Aloha Shirts in Yucatán
As with our previous update posts, we continue with yet another tidbit about the Hawaiian culture in Yucatan. Seemingly, we keep seeing more men out and about donning aloha shirts. It used to be Byron's trademark as hardly anyone wore these shirts when we first moved here. Looks like it's not the case anymore!
Inspiring Ads for Language Immersion
Mérida has some of the most funny billboard ads. This one is by a well known language school in the city. The ad reads: "If you confuse your tuch (Mayan for belly button) with to touch, it's better you come see us." A bit of humor before we begin teaching classes!
As we described earlier in this post, Kawika's been blessed with the best teachers. Congratulations to Yalud Educational Center, the Christian Montessori school where Kawika attended during his preschool and primary years. No surprise to us, it's ranked by website platforms as one of the top schools in the city. We recall the early days when we brought our English speaking toddler to the school and his teachers helped develop him to the Spanish speaker he is today. Watch him*, back then, play the role of Emiliano Zapata, the Mexican revolutionary in the 1900s. ¡Tierra y Libertad! (Land & Freedom!)
*From 2:42 - 3:45 on the above video
Muchas Gracias For Reading Amigos!!
Happy New Year! Dios Los Bendiga!
Thank you for your support in prayer and financial giving

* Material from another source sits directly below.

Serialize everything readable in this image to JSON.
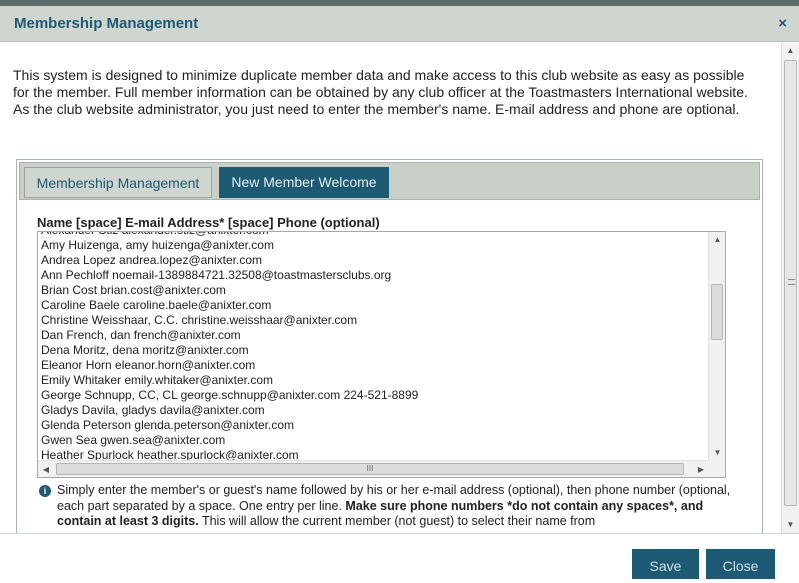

For contributions toward our ministry & personal expenses:
· If you wish to make a tax-deductible donation, go to MissionDispatch.org, and either go to our missionary page or click on the “Giving” tab and yellow “Donate” tab. Or mail your check payable only to “Mission Dispatch” (not to Yucatan Helping Hands or the Ahinas) to the address below. Be sure to reference “Inez Ahina” on the bottom of the check.

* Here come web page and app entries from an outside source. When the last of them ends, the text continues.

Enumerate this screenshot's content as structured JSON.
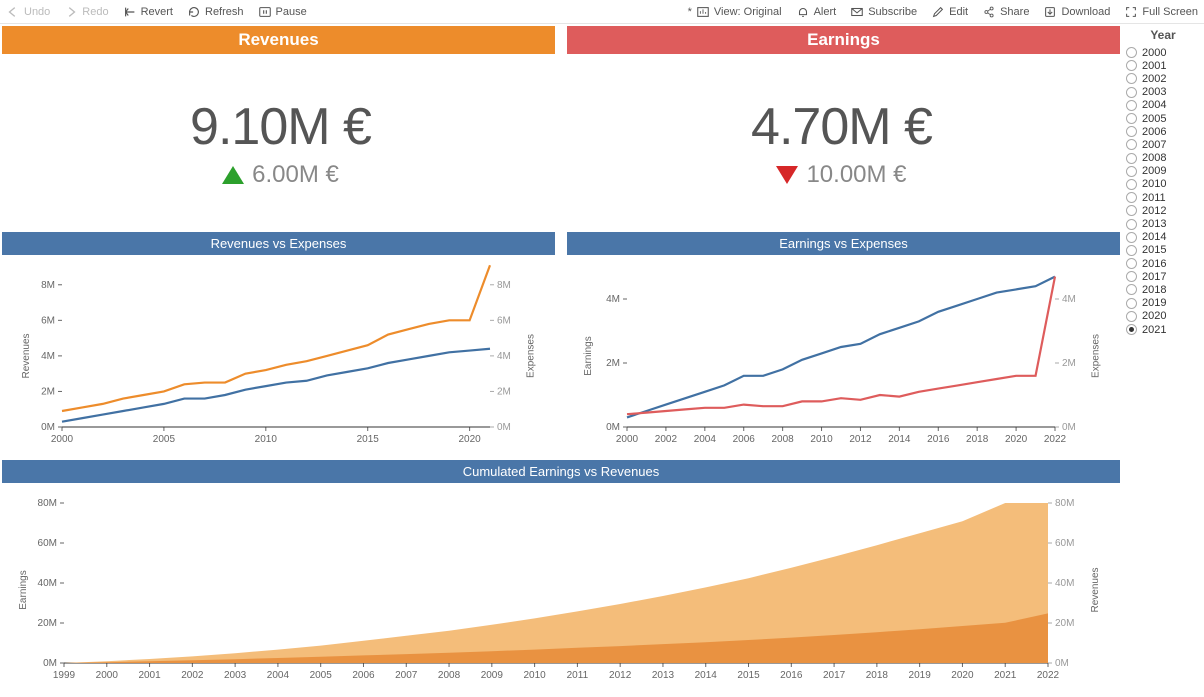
{
  "toolbar": {
    "left": {
      "undo": "Undo",
      "redo": "Redo",
      "revert": "Revert",
      "refresh": "Refresh",
      "pause": "Pause"
    },
    "right": {
      "view_prefix": "*",
      "view": "View: Original",
      "alert": "Alert",
      "subscribe": "Subscribe",
      "edit": "Edit",
      "share": "Share",
      "download": "Download",
      "fullscreen": "Full Screen"
    }
  },
  "headers": {
    "revenues": "Revenues",
    "earnings": "Earnings"
  },
  "kpi": {
    "revenues_value": "9.10M €",
    "revenues_delta": "6.00M €",
    "revenues_direction": "up",
    "earnings_value": "4.70M €",
    "earnings_delta": "10.00M €",
    "earnings_direction": "down"
  },
  "panels": {
    "rev_exp": "Revenues vs Expenses",
    "earn_exp": "Earnings vs Expenses",
    "cumulated": "Cumulated Earnings vs Revenues"
  },
  "axis_labels": {
    "revenues": "Revenues",
    "expenses": "Expenses",
    "earnings": "Earnings"
  },
  "year_filter": {
    "title": "Year",
    "years": [
      "2000",
      "2001",
      "2002",
      "2003",
      "2004",
      "2005",
      "2006",
      "2007",
      "2008",
      "2009",
      "2010",
      "2011",
      "2012",
      "2013",
      "2014",
      "2015",
      "2016",
      "2017",
      "2018",
      "2019",
      "2020",
      "2021"
    ],
    "selected": "2021"
  },
  "colors": {
    "orange": "#ed8c2b",
    "red": "#de5c5c",
    "blue_header": "#4a76a8",
    "line_blue": "#4171a3",
    "line_orange": "#ed8c2b",
    "line_red": "#de5c5c",
    "area_light": "#f3b973",
    "area_dark": "#e88f3e"
  },
  "chart_data": [
    {
      "id": "rev_exp",
      "type": "line",
      "title": "Revenues vs Expenses",
      "xlabel": "",
      "ylabel_left": "Revenues",
      "ylabel_right": "Expenses",
      "ylim": [
        0,
        9
      ],
      "x": [
        2000,
        2001,
        2002,
        2003,
        2004,
        2005,
        2006,
        2007,
        2008,
        2009,
        2010,
        2011,
        2012,
        2013,
        2014,
        2015,
        2016,
        2017,
        2018,
        2019,
        2020,
        2021
      ],
      "series": [
        {
          "name": "Revenues",
          "color": "#ed8c2b",
          "values": [
            0.9,
            1.1,
            1.3,
            1.6,
            1.8,
            2.0,
            2.4,
            2.5,
            2.5,
            3.0,
            3.2,
            3.5,
            3.7,
            4.0,
            4.3,
            4.6,
            5.2,
            5.5,
            5.8,
            6.0,
            6.0,
            9.1
          ]
        },
        {
          "name": "Expenses",
          "color": "#4171a3",
          "values": [
            0.3,
            0.5,
            0.7,
            0.9,
            1.1,
            1.3,
            1.6,
            1.6,
            1.8,
            2.1,
            2.3,
            2.5,
            2.6,
            2.9,
            3.1,
            3.3,
            3.6,
            3.8,
            4.0,
            4.2,
            4.3,
            4.4
          ]
        }
      ],
      "yticks_left": [
        0,
        2,
        4,
        6,
        8
      ],
      "yticks_right": [
        0,
        2,
        4,
        6,
        8
      ],
      "xticks": [
        2000,
        2005,
        2010,
        2015,
        2020
      ]
    },
    {
      "id": "earn_exp",
      "type": "line",
      "title": "Earnings vs Expenses",
      "xlabel": "",
      "ylabel_left": "Earnings",
      "ylabel_right": "Expenses",
      "ylim": [
        0,
        5
      ],
      "x": [
        2000,
        2001,
        2002,
        2003,
        2004,
        2005,
        2006,
        2007,
        2008,
        2009,
        2010,
        2011,
        2012,
        2013,
        2014,
        2015,
        2016,
        2017,
        2018,
        2019,
        2020,
        2021,
        2022
      ],
      "series": [
        {
          "name": "Earnings",
          "color": "#4171a3",
          "values": [
            0.3,
            0.5,
            0.7,
            0.9,
            1.1,
            1.3,
            1.6,
            1.6,
            1.8,
            2.1,
            2.3,
            2.5,
            2.6,
            2.9,
            3.1,
            3.3,
            3.6,
            3.8,
            4.0,
            4.2,
            4.3,
            4.4,
            4.7
          ]
        },
        {
          "name": "Expenses",
          "color": "#de5c5c",
          "values": [
            0.4,
            0.45,
            0.5,
            0.55,
            0.6,
            0.6,
            0.7,
            0.65,
            0.65,
            0.8,
            0.8,
            0.9,
            0.85,
            1.0,
            0.95,
            1.1,
            1.2,
            1.3,
            1.4,
            1.5,
            1.6,
            1.6,
            4.7
          ]
        }
      ],
      "yticks_left": [
        0,
        2,
        4
      ],
      "yticks_right": [
        0,
        2,
        4
      ],
      "xticks": [
        2000,
        2002,
        2004,
        2006,
        2008,
        2010,
        2012,
        2014,
        2016,
        2018,
        2020,
        2022
      ]
    },
    {
      "id": "cumulated",
      "type": "area",
      "title": "Cumulated Earnings vs Revenues",
      "xlabel": "",
      "ylabel_left": "Earnings",
      "ylabel_right": "Revenues",
      "ylim": [
        0,
        85
      ],
      "x": [
        1999,
        2000,
        2001,
        2002,
        2003,
        2004,
        2005,
        2006,
        2007,
        2008,
        2009,
        2010,
        2011,
        2012,
        2013,
        2014,
        2015,
        2016,
        2017,
        2018,
        2019,
        2020,
        2021,
        2022
      ],
      "series": [
        {
          "name": "Cumulated Revenues",
          "color": "#f3b973",
          "values": [
            0,
            0.9,
            2.0,
            3.3,
            4.9,
            6.7,
            8.7,
            11.1,
            13.6,
            16.1,
            19.1,
            22.3,
            25.8,
            29.5,
            33.5,
            37.8,
            42.4,
            47.6,
            53.1,
            58.9,
            64.9,
            70.9,
            80.0,
            80.0
          ]
        },
        {
          "name": "Cumulated Earnings",
          "color": "#e88f3e",
          "values": [
            0,
            0.4,
            0.85,
            1.35,
            1.9,
            2.5,
            3.1,
            3.8,
            4.45,
            5.1,
            5.9,
            6.7,
            7.6,
            8.45,
            9.45,
            10.4,
            11.5,
            12.7,
            14.0,
            15.4,
            16.9,
            18.5,
            20.1,
            24.8
          ]
        }
      ],
      "yticks_left": [
        0,
        20,
        40,
        60,
        80
      ],
      "yticks_right": [
        0,
        20,
        40,
        60,
        80
      ],
      "xticks": [
        1999,
        2000,
        2001,
        2002,
        2003,
        2004,
        2005,
        2006,
        2007,
        2008,
        2009,
        2010,
        2011,
        2012,
        2013,
        2014,
        2015,
        2016,
        2017,
        2018,
        2019,
        2020,
        2021,
        2022
      ]
    }
  ]
}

Mission Dispatch / PO Box 641 / Edmonds WA 98020
You can also set up an automatic bill payment through your bank account.
· If you wish to make a non-tax-deductible donation, please send a check to our US address:
Payable to: Byron Ahina / 1918 214th CT SE / Sammamish, WA 98075
For contributions toward food relief packages or construction projects:
· If you wish to make a tax-deductible donation, go to MissionDispatch.org (see above instructions). All gifts we receive from Mission Dispatch are considered as income to us. Therefore, we will set aside a portion of that gift to cover for IRS taxes.
· If you wish to make a non-tax-deductible donation, maximum up to $15,000, please send a check to our U.S. address above and include a brief description note for the purpose of the donation. Example: "These funds are to reimburse Byron and Inez Ahina for __________. The Ahinas did not have any financial gain from this gift."
For Personal Gift Contributions
· All personal gifts are non-tax deductible and must be sent to our US address:
1918 214th CT SE
Sammamish, WA 98075
Payable to Byron K. Ahina, Inez T. Ahina or Byron Kawika Ahina
You can also make a Zelle transfer and find us through our email: email@example.com
If you have any questions, please contact us at firstname.lastname@example.org, call us directly at +52 999 129 6227 or leave us a WhatsApp message at the same number. You can also leave us your number as we have unlimited calls to the U.S. Thank you.